1650 1688
ME « 15th c. 16th c. 17th c. 18th c. 19th c. 20th c. 21st c.
  • 17th Century, Thomas Coryate, Coryat’s Crudities[1], page 186:
    Shee is now rigged, and trimmed, and ready to hoyſe Sayle ; your Maieſties fauour will be vnto it both like a pleaſant gale of wind in the Poupe, to make it beare Sayle, and like a wel‐fenced docke and ſecure hauen of tranquilitie, where ſhe may ride at Anchour in a Halcedonian calme, and ſhoote off her Ordinance againſt the Criticall Pirates and malignant Zoiles that ſcowre the ſurging Sea of this vaſte Vniuerſe.
  • 1650, John Trapp, Solomonis Panaretos[2], page 216:
    A wicked man beaten out of earthly comforts, is as a naked man in a ſtorme, and an unarmed man in the field, or a ſhip toſſed in the ſea without an Anchour, which preſently daſheth upon rocks, or falleth upon quickſands.
  • 1688, William Camden, The History of the Moſt Renowned and Victorious Princess Elizabeth[3], page 415:
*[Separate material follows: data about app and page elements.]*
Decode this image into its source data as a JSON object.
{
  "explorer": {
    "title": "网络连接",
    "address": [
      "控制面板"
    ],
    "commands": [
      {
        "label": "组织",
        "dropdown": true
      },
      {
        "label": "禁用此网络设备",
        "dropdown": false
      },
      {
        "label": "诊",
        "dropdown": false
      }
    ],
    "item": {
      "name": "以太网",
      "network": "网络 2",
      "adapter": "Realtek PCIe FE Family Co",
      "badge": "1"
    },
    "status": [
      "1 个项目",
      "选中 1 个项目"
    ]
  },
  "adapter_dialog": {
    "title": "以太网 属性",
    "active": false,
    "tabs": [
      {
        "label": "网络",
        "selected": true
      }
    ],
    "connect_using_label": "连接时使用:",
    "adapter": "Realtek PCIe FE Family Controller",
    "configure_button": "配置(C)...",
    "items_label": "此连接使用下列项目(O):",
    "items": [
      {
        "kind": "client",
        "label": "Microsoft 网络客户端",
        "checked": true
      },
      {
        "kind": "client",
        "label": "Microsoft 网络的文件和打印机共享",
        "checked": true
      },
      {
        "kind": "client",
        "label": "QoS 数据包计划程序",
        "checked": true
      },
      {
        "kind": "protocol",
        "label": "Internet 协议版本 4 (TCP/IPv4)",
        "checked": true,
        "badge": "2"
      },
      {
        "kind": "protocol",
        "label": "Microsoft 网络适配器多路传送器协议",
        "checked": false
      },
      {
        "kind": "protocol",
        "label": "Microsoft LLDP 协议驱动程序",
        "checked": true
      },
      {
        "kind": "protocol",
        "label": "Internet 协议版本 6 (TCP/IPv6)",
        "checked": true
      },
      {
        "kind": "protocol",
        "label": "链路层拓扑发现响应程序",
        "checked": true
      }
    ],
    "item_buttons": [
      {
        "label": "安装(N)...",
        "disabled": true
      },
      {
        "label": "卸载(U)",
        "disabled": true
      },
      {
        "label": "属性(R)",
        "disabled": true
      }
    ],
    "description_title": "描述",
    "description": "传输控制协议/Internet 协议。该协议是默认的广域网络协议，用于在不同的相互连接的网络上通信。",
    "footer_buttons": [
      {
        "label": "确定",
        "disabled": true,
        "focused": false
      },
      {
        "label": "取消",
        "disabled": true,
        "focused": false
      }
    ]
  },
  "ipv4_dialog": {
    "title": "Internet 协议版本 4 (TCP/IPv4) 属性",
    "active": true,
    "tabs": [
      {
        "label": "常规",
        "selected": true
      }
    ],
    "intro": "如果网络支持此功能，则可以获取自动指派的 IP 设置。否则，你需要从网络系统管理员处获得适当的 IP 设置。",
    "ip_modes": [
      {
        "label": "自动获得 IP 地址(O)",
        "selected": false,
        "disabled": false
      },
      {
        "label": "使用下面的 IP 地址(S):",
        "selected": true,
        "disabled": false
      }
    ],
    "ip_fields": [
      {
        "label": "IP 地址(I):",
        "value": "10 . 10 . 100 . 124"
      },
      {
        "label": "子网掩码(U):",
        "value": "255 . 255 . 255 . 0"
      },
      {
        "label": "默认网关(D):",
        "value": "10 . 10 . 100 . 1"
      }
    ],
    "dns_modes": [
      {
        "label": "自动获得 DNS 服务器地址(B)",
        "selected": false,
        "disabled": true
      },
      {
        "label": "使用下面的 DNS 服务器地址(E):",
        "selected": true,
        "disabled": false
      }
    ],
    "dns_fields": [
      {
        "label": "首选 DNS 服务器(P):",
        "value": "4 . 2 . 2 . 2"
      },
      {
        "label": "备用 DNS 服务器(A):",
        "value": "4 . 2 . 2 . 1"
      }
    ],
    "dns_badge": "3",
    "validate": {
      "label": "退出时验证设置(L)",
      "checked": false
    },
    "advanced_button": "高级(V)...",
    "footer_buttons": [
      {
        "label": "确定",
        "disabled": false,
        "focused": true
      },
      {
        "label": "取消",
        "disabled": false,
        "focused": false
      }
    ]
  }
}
    The Spaniards report that the Duke, when thoſe Fire‐ſhips approached, commanded the whole Fleet to weigh Anchour and ſtand to Sea ; yet ſo as, having avoided the Danger, every Ship ſhould return to his former Station.